## EXERCISE DESCRIPTION
For each entry below, output it exactly as it stands.

## RECORDS SHOWN
[Start of section]

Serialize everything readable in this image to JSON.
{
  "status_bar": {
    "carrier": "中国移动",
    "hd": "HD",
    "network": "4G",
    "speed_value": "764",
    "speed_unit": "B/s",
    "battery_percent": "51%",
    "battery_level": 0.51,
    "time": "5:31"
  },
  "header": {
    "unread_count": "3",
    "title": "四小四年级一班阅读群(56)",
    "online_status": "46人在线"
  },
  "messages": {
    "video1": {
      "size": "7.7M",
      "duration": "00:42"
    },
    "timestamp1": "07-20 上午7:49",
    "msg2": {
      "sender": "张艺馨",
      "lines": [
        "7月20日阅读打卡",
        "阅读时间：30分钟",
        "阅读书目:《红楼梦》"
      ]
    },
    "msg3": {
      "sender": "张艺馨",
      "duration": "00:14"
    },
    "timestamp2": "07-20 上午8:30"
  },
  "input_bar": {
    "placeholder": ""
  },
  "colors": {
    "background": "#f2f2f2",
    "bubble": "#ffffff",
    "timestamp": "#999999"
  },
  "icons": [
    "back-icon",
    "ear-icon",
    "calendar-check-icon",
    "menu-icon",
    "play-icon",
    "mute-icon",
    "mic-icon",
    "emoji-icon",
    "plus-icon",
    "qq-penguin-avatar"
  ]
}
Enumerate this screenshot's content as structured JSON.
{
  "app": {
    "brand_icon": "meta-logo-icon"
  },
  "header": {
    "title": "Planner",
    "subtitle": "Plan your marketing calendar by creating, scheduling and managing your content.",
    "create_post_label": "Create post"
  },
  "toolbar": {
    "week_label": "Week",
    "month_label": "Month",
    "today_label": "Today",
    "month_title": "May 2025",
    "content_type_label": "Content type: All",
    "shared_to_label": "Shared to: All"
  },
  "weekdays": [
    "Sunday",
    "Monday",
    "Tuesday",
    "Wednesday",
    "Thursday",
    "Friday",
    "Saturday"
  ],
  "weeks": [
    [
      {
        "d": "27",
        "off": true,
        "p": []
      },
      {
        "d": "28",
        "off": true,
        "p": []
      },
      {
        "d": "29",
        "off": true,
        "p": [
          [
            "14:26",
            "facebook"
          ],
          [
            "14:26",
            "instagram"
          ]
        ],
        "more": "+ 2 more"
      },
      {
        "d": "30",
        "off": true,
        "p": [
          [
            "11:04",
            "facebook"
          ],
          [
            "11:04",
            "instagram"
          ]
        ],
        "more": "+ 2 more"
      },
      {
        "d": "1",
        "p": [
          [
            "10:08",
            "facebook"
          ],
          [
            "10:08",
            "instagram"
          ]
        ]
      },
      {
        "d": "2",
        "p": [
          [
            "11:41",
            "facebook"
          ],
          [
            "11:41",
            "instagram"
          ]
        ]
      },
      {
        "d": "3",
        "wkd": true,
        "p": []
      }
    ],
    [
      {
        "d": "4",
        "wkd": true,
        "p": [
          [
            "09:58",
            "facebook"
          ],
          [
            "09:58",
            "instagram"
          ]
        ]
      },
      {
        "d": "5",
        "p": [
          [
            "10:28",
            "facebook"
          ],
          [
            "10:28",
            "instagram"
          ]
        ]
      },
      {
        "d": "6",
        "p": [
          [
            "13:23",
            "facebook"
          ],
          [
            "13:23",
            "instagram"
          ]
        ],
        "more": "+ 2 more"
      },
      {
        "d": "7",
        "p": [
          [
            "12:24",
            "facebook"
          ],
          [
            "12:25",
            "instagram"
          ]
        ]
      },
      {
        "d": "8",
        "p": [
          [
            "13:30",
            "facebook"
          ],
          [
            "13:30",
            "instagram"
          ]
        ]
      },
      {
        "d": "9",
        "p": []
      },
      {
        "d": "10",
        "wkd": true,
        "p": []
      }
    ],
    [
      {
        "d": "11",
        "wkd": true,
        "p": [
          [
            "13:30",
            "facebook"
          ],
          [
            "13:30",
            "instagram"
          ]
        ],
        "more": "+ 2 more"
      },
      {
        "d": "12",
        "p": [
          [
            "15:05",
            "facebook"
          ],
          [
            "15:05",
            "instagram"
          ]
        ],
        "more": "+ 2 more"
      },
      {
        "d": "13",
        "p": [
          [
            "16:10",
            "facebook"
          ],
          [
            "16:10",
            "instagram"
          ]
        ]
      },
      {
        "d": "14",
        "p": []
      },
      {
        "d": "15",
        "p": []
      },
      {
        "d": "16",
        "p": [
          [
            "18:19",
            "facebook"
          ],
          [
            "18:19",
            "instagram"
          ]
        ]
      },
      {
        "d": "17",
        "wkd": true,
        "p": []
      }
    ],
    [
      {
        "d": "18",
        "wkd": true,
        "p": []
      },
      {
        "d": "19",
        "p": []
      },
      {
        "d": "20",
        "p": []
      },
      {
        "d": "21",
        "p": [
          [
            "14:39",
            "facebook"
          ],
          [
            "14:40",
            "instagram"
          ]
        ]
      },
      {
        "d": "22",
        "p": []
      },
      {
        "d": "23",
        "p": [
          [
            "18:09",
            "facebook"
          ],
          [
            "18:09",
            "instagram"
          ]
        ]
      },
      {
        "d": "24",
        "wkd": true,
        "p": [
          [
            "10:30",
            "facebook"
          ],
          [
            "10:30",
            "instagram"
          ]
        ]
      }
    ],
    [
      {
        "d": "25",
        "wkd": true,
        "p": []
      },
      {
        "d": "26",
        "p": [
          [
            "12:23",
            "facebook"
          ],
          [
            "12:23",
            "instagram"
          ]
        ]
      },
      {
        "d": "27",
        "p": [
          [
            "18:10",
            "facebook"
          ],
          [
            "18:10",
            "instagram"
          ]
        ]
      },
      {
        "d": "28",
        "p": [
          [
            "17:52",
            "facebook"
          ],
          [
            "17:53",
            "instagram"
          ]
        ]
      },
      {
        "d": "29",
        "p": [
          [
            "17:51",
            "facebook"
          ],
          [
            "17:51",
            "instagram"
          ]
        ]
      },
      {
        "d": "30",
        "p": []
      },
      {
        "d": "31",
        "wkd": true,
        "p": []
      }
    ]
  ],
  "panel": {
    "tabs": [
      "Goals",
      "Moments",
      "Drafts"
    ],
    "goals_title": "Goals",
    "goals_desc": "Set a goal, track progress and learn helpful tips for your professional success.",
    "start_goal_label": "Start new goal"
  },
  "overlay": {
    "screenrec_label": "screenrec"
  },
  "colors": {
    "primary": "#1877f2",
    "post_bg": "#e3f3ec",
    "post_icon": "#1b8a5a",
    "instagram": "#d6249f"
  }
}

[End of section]

## TASK RESULT
Serialize everything readable in this image to JSON.
{
  "status_bar": {
    "carrier": "中国移动",
    "hd": "HD",
    "network": "4G",
    "speed_value": "764",
    "speed_unit": "B/s",
    "battery_percent": "51%",
    "battery_level": 0.51,
    "time": "5:31"
  },
  "header": {
    "unread_count": "3",
    "title": "四小四年级一班阅读群(56)",
    "online_status": "46人在线"
  },
  "messages": {
    "video1": {
      "size": "7.7M",
      "duration": "00:42"
    },
    "timestamp1": "07-20 上午7:49",
    "msg2": {
      "sender": "张艺馨",
      "lines": [
        "7月20日阅读打卡",
        "阅读时间：30分钟",
        "阅读书目:《红楼梦》"
      ]
    },
    "msg3": {
      "sender": "张艺馨",
      "duration": "00:14"
    },
    "timestamp2": "07-20 上午8:30"
  },
  "input_bar": {
    "placeholder": ""
  },
  "colors": {
    "background": "#f2f2f2",
    "bubble": "#ffffff",
    "timestamp": "#999999"
  },
  "icons": [
    "back-icon",
    "ear-icon",
    "calendar-check-icon",
    "menu-icon",
    "play-icon",
    "mute-icon",
    "mic-icon",
    "emoji-icon",
    "plus-icon",
    "qq-penguin-avatar"
  ]
}
Enumerate this screenshot's content as structured JSON.
{
  "app": {
    "brand_icon": "meta-logo-icon"
  },
  "header": {
    "title": "Planner",
    "subtitle": "Plan your marketing calendar by creating, scheduling and managing your content.",
    "create_post_label": "Create post"
  },
  "toolbar": {
    "week_label": "Week",
    "month_label": "Month",
    "today_label": "Today",
    "month_title": "May 2025",
    "content_type_label": "Content type: All",
    "shared_to_label": "Shared to: All"
  },
  "weekdays": [
    "Sunday",
    "Monday",
    "Tuesday",
    "Wednesday",
    "Thursday",
    "Friday",
    "Saturday"
  ],
  "weeks": [
    [
      {
        "d": "27",
        "off": true,
        "p": []
      },
      {
        "d": "28",
        "off": true,
        "p": []
      },
      {
        "d": "29",
        "off": true,
        "p": [
          [
            "14:26",
            "facebook"
          ],
          [
            "14:26",
            "instagram"
          ]
        ],
        "more": "+ 2 more"
      },
      {
        "d": "30",
        "off": true,
        "p": [
          [
            "11:04",
            "facebook"
          ],
          [
            "11:04",
            "instagram"
          ]
        ],
        "more": "+ 2 more"
      },
      {
        "d": "1",
        "p": [
          [
            "10:08",
            "facebook"
          ],
          [
            "10:08",
            "instagram"
          ]
        ]
      },
      {
        "d": "2",
        "p": [
          [
            "11:41",
            "facebook"
          ],
          [
            "11:41",
            "instagram"
          ]
        ]
      },
      {
        "d": "3",
        "wkd": true,
        "p": []
      }
    ],
    [
      {
        "d": "4",
        "wkd": true,
        "p": [
          [
            "09:58",
            "facebook"
          ],
          [
            "09:58",
            "instagram"
          ]
        ]
      },
      {
        "d": "5",
        "p": [
          [
            "10:28",
            "facebook"
          ],
          [
            "10:28",
            "instagram"
          ]
        ]
      },
      {
        "d": "6",
        "p": [
          [
            "13:23",
            "facebook"
          ],
          [
            "13:23",
            "instagram"
          ]
        ],
        "more": "+ 2 more"
      },
      {
        "d": "7",
        "p": [
          [
            "12:24",
            "facebook"
          ],
          [
            "12:25",
            "instagram"
          ]
        ]
      },
      {
        "d": "8",
        "p": [
          [
            "13:30",
            "facebook"
          ],
          [
            "13:30",
            "instagram"
          ]
        ]
      },
      {
        "d": "9",
        "p": []
      },
      {
        "d": "10",
        "wkd": true,
        "p": []
      }
    ],
    [
      {
        "d": "11",
        "wkd": true,
        "p": [
          [
            "13:30",
            "facebook"
          ],
          [
            "13:30",
            "instagram"
          ]
        ],
        "more": "+ 2 more"
      },
      {
        "d": "12",
        "p": [
          [
            "15:05",
            "facebook"
          ],
          [
            "15:05",
            "instagram"
          ]
        ],
        "more": "+ 2 more"
      },
      {
        "d": "13",
        "p": [
          [
            "16:10",
            "facebook"
          ],
          [
            "16:10",
            "instagram"
          ]
        ]
      },
      {
        "d": "14",
        "p": []
      },
      {
        "d": "15",
        "p": []
      },
      {
        "d": "16",
        "p": [
          [
            "18:19",
            "facebook"
          ],
          [
            "18:19",
            "instagram"
          ]
        ]
      },
      {
        "d": "17",
        "wkd": true,
        "p": []
      }
    ],
    [
      {
        "d": "18",
        "wkd": true,
        "p": []
      },
      {
        "d": "19",
        "p": []
      },
      {
        "d": "20",
        "p": []
      },
      {
        "d": "21",
        "p": [
          [
            "14:39",
            "facebook"
          ],
          [
            "14:40",
            "instagram"
          ]
        ]
      },
      {
        "d": "22",
        "p": []
      },
      {
        "d": "23",
        "p": [
          [
            "18:09",
            "facebook"
          ],
          [
            "18:09",
            "instagram"
          ]
        ]
      },
      {
        "d": "24",
        "wkd": true,
        "p": [
          [
            "10:30",
            "facebook"
          ],
          [
            "10:30",
            "instagram"
          ]
        ]
      }
    ],
    [
      {
        "d": "25",
        "wkd": true,
        "p": []
      },
      {
        "d": "26",
        "p": [
          [
            "12:23",
            "facebook"
          ],
          [
            "12:23",
            "instagram"
          ]
        ]
      },
      {
        "d": "27",
        "p": [
          [
            "18:10",
            "facebook"
          ],
          [
            "18:10",
            "instagram"
          ]
        ]
      },
      {
        "d": "28",
        "p": [
          [
            "17:52",
            "facebook"
          ],
          [
            "17:53",
            "instagram"
          ]
        ]
      },
      {
        "d": "29",
        "p": [
          [
            "17:51",
            "facebook"
          ],
          [
            "17:51",
            "instagram"
          ]
        ]
      },
      {
        "d": "30",
        "p": []
      },
      {
        "d": "31",
        "wkd": true,
        "p": []
      }
    ]
  ],
  "panel": {
    "tabs": [
      "Goals",
      "Moments",
      "Drafts"
    ],
    "goals_title": "Goals",
    "goals_desc": "Set a goal, track progress and learn helpful tips for your professional success.",
    "start_goal_label": "Start new goal"
  },
  "overlay": {
    "screenrec_label": "screenrec"
  },
  "colors": {
    "primary": "#1877f2",
    "post_bg": "#e3f3ec",
    "post_icon": "#1b8a5a",
    "instagram": "#d6249f"
  }
}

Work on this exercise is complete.